### Dataset records
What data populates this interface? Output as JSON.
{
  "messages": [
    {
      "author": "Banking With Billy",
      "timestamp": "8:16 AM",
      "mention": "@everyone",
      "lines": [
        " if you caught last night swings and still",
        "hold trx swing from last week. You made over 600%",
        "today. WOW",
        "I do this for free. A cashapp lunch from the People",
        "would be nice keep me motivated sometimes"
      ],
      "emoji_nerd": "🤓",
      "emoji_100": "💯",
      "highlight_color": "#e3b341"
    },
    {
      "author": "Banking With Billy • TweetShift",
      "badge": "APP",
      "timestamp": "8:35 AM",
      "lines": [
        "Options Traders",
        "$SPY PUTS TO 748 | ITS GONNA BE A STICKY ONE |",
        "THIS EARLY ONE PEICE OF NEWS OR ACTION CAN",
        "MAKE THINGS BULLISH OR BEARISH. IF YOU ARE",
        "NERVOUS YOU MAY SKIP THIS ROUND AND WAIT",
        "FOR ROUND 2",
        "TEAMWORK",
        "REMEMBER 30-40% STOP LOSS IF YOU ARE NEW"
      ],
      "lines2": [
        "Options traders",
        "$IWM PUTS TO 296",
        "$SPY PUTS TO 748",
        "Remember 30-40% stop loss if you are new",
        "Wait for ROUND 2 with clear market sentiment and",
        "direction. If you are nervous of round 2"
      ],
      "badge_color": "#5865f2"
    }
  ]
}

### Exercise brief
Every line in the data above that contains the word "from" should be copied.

### Solution for this exercise
        "hold trx swing from last week. You made over 600%",
        "I do this for free. A cashapp lunch from the People",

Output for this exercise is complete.